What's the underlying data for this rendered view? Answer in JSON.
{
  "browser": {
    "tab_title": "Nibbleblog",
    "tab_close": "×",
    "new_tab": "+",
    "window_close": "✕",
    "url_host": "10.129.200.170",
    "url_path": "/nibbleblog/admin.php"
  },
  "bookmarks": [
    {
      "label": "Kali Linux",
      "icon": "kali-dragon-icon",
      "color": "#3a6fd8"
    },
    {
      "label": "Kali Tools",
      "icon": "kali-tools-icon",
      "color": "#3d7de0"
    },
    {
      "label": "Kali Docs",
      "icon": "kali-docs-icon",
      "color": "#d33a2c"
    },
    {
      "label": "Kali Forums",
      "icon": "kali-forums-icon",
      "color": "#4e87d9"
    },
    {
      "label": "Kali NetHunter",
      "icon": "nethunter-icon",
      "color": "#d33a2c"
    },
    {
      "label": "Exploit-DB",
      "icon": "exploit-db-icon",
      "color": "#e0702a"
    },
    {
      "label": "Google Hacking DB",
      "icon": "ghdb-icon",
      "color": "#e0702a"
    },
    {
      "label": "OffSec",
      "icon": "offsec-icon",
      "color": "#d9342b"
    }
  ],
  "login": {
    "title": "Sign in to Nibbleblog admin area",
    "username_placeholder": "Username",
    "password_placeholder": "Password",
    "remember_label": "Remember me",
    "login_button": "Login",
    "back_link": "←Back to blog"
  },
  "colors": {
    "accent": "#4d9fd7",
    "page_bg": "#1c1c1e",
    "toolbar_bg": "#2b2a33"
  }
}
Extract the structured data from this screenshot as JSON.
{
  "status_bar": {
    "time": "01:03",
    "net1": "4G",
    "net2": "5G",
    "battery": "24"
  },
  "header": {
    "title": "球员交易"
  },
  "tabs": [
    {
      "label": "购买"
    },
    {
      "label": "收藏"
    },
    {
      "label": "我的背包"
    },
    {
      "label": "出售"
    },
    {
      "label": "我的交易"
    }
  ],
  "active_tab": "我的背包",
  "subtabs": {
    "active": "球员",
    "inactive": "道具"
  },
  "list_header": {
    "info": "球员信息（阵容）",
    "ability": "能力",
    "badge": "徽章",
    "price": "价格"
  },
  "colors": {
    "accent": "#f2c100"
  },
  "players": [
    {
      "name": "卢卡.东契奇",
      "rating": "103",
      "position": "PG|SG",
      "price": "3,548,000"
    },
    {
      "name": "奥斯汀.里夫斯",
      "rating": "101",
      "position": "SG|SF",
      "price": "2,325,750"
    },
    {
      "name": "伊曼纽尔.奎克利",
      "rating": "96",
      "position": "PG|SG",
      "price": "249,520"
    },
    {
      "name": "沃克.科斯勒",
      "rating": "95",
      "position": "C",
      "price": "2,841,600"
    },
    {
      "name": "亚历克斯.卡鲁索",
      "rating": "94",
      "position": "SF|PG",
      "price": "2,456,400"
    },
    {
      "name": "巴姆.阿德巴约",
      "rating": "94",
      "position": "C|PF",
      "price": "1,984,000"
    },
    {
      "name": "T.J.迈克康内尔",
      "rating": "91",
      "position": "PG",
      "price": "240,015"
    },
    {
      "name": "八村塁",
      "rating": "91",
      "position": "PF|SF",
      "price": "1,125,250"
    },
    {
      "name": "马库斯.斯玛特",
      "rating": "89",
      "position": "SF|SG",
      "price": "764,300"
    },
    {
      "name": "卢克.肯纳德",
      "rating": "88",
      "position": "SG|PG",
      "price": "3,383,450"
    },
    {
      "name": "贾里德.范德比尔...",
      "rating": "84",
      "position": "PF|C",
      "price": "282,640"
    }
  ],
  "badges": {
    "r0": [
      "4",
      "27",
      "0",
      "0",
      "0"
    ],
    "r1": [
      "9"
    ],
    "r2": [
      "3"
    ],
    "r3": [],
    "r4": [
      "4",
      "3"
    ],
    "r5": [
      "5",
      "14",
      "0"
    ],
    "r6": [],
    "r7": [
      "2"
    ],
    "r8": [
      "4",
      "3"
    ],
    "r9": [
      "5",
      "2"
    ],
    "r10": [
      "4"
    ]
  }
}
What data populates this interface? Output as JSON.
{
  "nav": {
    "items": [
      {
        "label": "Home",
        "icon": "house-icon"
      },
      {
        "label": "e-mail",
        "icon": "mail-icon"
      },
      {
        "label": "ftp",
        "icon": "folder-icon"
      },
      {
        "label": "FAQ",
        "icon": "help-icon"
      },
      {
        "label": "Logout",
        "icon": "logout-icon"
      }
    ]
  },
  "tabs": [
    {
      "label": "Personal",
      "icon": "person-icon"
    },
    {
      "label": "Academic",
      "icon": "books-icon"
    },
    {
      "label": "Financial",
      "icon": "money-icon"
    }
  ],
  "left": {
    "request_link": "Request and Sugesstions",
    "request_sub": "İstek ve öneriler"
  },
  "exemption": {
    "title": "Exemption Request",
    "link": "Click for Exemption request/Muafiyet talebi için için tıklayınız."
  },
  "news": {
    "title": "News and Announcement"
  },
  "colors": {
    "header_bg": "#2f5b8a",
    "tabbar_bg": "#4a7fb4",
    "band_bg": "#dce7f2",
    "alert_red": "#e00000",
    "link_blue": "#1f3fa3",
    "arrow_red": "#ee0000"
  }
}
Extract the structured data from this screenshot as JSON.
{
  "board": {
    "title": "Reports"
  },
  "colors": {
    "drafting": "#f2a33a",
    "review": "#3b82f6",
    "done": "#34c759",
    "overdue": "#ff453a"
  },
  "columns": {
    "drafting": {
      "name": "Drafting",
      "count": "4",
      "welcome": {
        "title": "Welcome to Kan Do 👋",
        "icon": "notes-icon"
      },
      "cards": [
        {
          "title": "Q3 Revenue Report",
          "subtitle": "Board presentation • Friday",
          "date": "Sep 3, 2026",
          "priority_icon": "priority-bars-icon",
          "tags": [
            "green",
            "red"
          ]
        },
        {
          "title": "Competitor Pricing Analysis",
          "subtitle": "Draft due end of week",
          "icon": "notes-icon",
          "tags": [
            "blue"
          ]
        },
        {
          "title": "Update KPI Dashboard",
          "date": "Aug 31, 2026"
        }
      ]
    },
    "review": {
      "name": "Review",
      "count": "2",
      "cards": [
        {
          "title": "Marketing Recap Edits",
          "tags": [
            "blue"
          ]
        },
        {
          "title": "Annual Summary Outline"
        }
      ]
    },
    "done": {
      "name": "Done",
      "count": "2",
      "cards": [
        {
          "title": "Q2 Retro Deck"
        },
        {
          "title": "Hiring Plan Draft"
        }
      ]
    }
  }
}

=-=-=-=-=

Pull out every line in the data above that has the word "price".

*ANSWER BOX:*
    "price": "价格"
      "price": "3,548,000"
      "price": "2,325,750"
      "price": "249,520"
      "price": "2,841,600"
      "price": "2,456,400"
      "price": "1,984,000"
      "price": "240,015"
      "price": "1,125,250"
      "price": "764,300"
      "price": "3,383,450"
      "price": "282,640"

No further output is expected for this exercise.